By Akanimo Sampson
The Red Chamber of Nigeria’s bicameral Legislature is currently making effort via legislative action to recover a huge N16 trillion debt owed Asset Management Corporation of Nigeria (AMCON).
Such amount is capable of making housing deficit and poverty in the country history.
With N16 trillion, the Buhari administration can raise its ongoing 300,000 homes initiative across the country for low-income earners under its National Social Housing Programme (NSHP) by 50 times more.
The administration wants low-income earners to easily become homeowners under the new NSHP initiative, which seeks to deliver affordable housing pegged at 300,000 units and millions of jobs for Nigerians.
NSHP is the housing component of President Muhammadu Buhari’s Economic Sustainability Plan to deliver affordable housing and millions of jobs for Nigerians.
Under this programme, 300,000 homes will be constructed in all states of the federation including the Federal Capital Territory (FCT), with the Family Homes Funds (FHF) as the lead developer, however other Nigerian partnerships and collaborations are welcomed to facilitate the construction of these homes.
NSHP will allow individuals in the low-income bracket to afford a house with as low as N2,000,000 only. According to the government, some of the offers which would be made available for aspiring homeowners throughout Nigeria are: 2-Rooms (1 Bedroom House) for N2,000,000; 3-Rooms (2 Bedroom House) for N2,750,000; and 4-Rooms (3 Bedroom House) for N3,500,000.
The Senate on Tuesday however, considered a Bill seeking to empower AMCON in the aspect of assets recovery, as well as strengthen it against economic sabotage by debtors with unpaid loans to the tune of about N16 trillion.
The AMCON Amendment Bill 2021, which scaled second reading on the floor was sponsored by Senator Michael Opeyemi Bamidele (APC, Ekiti Central).
Leading debate on the Bill, Bamidele said, “the main aim of this amendment is to update a few clauses in the Act that have been hampering the Operations of the Asset Management Corporation of Nigeria.”
According to the lawmaker, under the current Act, the continued smooth operation of AMCON was threatened by the tenor put on a key funding provision for AMCON. He, therefore, said the proposed amendment was designed to allow for more flexibility in the tenor of this key funding provision.
Bamidele emphasised further that the amendment would strengthen AMCON in stabilising Nigeria’s banking sector and empower the agency in carrying out its functions of assets and debt recovery.
He said, “AMCON is a very important and strategic national institution that must be strengthened to effectively contribute to the stabilization of the banking sector in Nigeria.
“It proved its mettle in the banking crises of 2009. Our economy still grapples with huge challenges. The banking sector is not immune from the difficulties we face. We must therefore review and amend the AMCON Act (2014) in order to reinvent and reposition AMCON to optimally perform its functions.
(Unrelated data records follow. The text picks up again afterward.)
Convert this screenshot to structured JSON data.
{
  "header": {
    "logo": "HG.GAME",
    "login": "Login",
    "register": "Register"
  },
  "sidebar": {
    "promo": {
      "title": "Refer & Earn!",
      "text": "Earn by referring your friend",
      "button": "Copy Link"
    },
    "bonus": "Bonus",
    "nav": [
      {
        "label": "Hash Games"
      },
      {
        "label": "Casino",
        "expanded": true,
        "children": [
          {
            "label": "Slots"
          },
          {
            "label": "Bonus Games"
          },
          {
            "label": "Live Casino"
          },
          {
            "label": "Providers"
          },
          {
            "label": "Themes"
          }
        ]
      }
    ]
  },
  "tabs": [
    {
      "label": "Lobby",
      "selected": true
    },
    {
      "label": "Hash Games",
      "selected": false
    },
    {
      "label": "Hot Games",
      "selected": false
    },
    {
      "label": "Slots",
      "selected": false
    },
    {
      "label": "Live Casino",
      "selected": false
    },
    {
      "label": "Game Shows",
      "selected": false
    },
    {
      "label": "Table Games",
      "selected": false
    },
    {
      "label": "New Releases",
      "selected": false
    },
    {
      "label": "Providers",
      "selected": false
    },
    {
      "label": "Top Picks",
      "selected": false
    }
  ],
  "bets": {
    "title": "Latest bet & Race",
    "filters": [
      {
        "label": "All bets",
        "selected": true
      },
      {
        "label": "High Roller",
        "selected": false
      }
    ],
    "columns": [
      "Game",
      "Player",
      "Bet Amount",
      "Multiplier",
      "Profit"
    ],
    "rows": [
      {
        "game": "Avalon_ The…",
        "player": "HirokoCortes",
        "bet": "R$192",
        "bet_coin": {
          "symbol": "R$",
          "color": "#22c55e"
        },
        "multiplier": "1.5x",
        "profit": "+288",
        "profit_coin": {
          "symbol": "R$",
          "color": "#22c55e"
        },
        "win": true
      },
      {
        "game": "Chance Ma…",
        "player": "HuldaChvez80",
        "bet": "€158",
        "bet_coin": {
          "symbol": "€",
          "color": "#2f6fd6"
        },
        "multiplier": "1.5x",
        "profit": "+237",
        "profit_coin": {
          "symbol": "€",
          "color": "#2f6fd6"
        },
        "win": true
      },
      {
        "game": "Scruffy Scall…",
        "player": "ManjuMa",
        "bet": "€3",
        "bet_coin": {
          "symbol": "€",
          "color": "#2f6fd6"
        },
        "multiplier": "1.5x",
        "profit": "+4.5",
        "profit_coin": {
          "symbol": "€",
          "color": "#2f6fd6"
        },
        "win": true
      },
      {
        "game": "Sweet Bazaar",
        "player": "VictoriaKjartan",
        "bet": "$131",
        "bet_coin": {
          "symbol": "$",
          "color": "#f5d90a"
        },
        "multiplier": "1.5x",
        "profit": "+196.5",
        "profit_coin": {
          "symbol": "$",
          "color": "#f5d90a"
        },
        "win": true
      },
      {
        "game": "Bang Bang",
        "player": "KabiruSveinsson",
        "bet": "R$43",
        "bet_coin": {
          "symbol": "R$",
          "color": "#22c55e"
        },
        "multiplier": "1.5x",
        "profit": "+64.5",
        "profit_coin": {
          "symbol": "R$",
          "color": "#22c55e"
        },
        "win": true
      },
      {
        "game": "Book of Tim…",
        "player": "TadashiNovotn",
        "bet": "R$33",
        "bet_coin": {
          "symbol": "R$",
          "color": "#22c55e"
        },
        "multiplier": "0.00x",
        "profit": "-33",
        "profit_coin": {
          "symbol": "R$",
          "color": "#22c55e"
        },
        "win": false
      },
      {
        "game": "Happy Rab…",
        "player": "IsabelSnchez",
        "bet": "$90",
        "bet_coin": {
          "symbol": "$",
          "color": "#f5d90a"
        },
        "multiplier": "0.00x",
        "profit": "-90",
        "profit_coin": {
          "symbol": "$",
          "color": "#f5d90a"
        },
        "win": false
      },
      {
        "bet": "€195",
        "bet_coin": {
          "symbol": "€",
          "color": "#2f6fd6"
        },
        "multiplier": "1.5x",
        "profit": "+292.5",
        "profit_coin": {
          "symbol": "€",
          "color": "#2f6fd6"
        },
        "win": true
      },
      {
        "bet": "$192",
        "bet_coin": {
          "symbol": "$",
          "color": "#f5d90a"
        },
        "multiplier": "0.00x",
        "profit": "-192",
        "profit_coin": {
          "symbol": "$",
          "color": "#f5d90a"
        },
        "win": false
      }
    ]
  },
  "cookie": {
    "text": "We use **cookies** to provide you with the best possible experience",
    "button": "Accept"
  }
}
“In particular, this amendment will strengthen the hands of AMCON in assets recovery. AMCON must be reenergized to tackle the problem of toxic loans.
“Highly placed debtors have been employing different strategies and tactics to stall the repayment of loans. Cases drag on in courts for many years. AMCON has remained at the receiving end of these well-laid and orchestrated acts of economic sabotage.
“Mr President, Distinguished Colleagues, as patriots we have an obligation to empower AMCON and make its assets recovery efforts less cumbersome. We must remove all obstacles to its smooth operations.
”We must safeguard our banking sector and the economy in these trying times.” On his part, Senator Adamu Aliero representing Kebbi Central said the amendment “will give teeth to AMCON to recover all debts that were given to private individuals and also companies.”
Senate President, Ahmad Lawan, referred the Bill after it scaled second reading to the Committee on Banking, Insurance and other Financial Institutions for further legislative work.
The Committee which is chaired by Senator Uba Sani was given four weeks to turn in its report.